In 1989 we lived in the Seattle area in Washington state. MSH was working out-of-town in Oakland, California. He called me unexpectedly from his office phone.
“Turn on your TV.”
It was late afternoon, just after 5:00 actually.
I turned on the television and he said, “That’s me. That’s here. I’m under a table in an office building that’s swaying back and forth.”
It took a minute for me to understand what was going on. An earthquake in the Oakland area. A big one from the looks of things.
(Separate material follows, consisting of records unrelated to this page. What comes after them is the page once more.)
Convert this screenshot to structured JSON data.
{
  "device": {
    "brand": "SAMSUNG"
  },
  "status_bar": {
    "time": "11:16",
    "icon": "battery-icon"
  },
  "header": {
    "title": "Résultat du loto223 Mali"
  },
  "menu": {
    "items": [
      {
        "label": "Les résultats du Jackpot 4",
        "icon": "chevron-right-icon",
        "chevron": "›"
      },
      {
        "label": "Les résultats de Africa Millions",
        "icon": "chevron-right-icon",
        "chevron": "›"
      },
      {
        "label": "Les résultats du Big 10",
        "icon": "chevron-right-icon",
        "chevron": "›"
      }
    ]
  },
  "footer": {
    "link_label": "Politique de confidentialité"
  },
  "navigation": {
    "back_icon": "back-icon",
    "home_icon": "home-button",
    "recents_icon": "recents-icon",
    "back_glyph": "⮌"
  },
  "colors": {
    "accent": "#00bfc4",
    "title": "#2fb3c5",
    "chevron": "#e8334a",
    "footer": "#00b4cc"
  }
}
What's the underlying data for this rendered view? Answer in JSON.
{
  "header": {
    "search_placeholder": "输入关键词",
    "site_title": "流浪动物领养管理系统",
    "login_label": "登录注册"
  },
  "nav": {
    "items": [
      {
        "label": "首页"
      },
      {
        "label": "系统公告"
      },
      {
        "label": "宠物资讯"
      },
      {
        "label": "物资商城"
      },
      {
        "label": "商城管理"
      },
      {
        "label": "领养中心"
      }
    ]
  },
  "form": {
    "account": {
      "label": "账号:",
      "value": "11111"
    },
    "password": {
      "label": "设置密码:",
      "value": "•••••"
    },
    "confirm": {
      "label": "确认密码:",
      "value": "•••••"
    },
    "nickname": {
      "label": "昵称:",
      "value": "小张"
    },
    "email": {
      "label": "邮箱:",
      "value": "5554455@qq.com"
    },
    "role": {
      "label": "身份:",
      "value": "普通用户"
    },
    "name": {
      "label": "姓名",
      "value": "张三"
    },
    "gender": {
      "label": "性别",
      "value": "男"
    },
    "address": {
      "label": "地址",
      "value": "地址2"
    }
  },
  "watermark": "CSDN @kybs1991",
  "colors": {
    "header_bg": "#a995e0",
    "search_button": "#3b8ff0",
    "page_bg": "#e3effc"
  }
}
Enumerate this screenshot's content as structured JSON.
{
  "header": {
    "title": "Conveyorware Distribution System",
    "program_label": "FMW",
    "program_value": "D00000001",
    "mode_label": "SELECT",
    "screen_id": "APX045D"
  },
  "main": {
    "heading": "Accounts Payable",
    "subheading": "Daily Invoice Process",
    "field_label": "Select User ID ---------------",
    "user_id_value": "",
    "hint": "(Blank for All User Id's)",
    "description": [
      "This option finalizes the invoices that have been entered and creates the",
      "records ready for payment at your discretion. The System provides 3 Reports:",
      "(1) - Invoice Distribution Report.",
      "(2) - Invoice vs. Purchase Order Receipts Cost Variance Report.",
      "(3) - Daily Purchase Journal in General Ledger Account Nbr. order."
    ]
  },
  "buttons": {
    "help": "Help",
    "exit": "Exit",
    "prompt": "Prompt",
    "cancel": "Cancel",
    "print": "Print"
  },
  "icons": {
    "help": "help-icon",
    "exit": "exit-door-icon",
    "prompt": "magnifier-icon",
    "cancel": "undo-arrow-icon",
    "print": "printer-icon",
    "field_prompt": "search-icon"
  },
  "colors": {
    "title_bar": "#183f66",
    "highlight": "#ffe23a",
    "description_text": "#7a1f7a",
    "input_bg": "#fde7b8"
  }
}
We didn’t talk for long. I hung on the TV for the rest of the night. Hungry for news, afraid of the news. Finally a phone call came through from MSH. The power was out in his hotel, but he was fine. He called from the Oscar Meyer Wienermobile in front of his hotel. He chuckled.
What? I shook myself from the daze I’d fallen into.
All I cared about was that he was okay. Hearing his voice took the weight off my heart. I could breathe again.
Fast forward twelve years. MSH is working in the midwest. Iowa, although I don’t remember the city.
I was getting the kids ready for school and trying to get myself ready for work at the same time. The phone rang, far too early in the morning for an ordinary call.
It was MSH. “Turn on your TV!”
My stomach lurched.
“Just turn on your TV!!”
What I saw seemed unreal, nightmarish, horrifying. The kids stopped what they were doing and stood motionless, breathless, staring at the screen. We watched, stunned, as a towering building folded in on itself and disappeared and then another followed.
The world folded in on itself that morning. Lots of things folded under and changed with the horrific quaking that happened that early September morning. The world continues to crumple, morph and become unrecognizable.
I’m not sure I’ve caught my breath since then.
I’m not turning on the TV today.
I don’t want to remember.
But I will.
In my own quiet way.